Page Six editor Emily Smith declined to comment on NBC’s categorical denials. But her column in recent years has broken lots of news about the network, especially concerning the unhappy exits of Meet the Press moderator David Gregory, Nightly News anchor Brian Williams, Today executive Jamie Horowitz, and “Today’s Take” cohost Billy Bush.
Because of the extreme sensitivity of the situation and NBC’s unfortunate history of tempestuous high-profile personnel switches—most recently, the abrupt departure this week of popular MSNBC anchor and “Today’s Take” co-host Tamron Hall—nearly everyone spoke on condition of anonymity.

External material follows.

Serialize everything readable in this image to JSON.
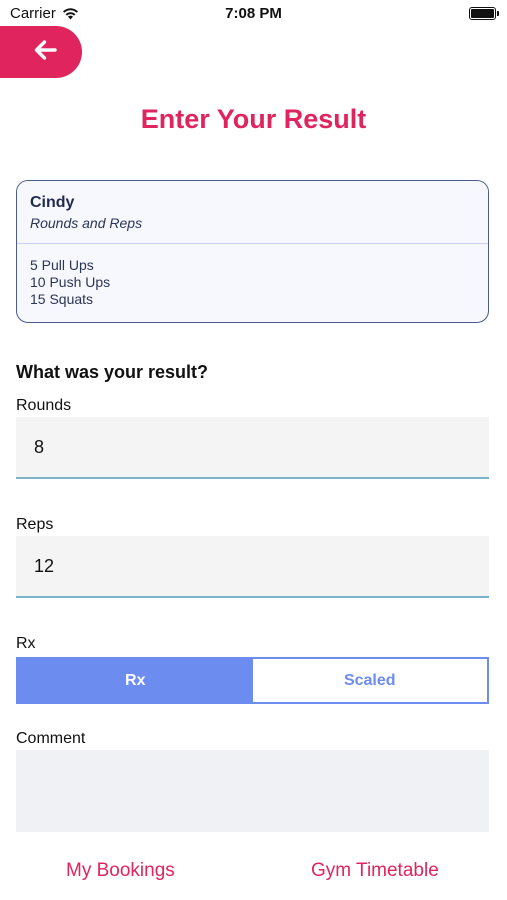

I’m told Kelly, who has been off the air since the final episode of Fox News’s prime-time Kelly File on Nov. 11, has been spending quality time with her husband, novelist Douglas Brunt, and their three young children, taking them to playdates, picking them up from school and reading them bedtime stories (though not from Page Six)—pastimes that were not possible when she helmed a prime-time weeknight program.
Sources say she has yet to engage NBC News executives and producers in detailed planning about her two prospective shows. Her morning show will air at either 9 a.m. or 10 a.m., and Kelly’s approach will also be informed by an analysis of ratings and demographics along with other audience research.
In contrast to the Today show rumor, Kelly is said to want to anchor her own branded program, not to join an ensemble cast.
Yet within NBC News, her recruitment has been greeted by pockets of skepticism. In her exit from Fox News—where she had become a frequent target of then-candidate Trump and a central figure in the ousting, over sexual harassment allegations, of Fox News founder and chairman Ailes—Kelly declined a reported $25 million salary offer from Rupert, Lachlan and James Murdoch.
While she is reportedly earning a lot less—initially anyway—at NBC, some staffers worry that the expense of her salary is bound to have a belt-tightening effect on news division budgets.
“I can understand why Andy went for the bright shiny object,” said one. But if Lack sought to inflict damage on two of MSNBC’s rivals by (in the case of one) stealing one of Fox News’s biggest stars, and (in the case of the other), depriving CNN of Kelly’s services, that strategy hasn’t borne fruit. In the Age of Trump, Kelly’s 9 p.m. replacement, Tucker Carlson, has actually improved on her ratings; CNN, like other news outlets, is also thriving in the first weeks of the Trump administration.
As for the confidential sources behind Page Six’s reporting, conspiracy theories abound. “Whose agendas are playing out that are creating all this heat and light?” asked a bystander in the drama.
The New York Post, of course, is owned by Rupert Murdoch, who might delight in causing a bit of mischief for his supposedly ungrateful star.
Folks at Fox News—where Kelly’s program was sandwiched between two rivals and occasional critics, Bill O’Reilly and Sean Hannity—might also be enjoying the spectacle. And ABC News, where Kelly reportedly had serious discussions about joining Good Morning America, would take obvious pleasure in dinging the Today show.
Perhaps the most intriguing theory is that a 76-year-old unemployed man living in the wilds of Westchester County, a man with a taste for vengeance and a lot of time on his hands, might be stoking the harmful gossip.
But Roger Ailes wouldn’t do that, would he?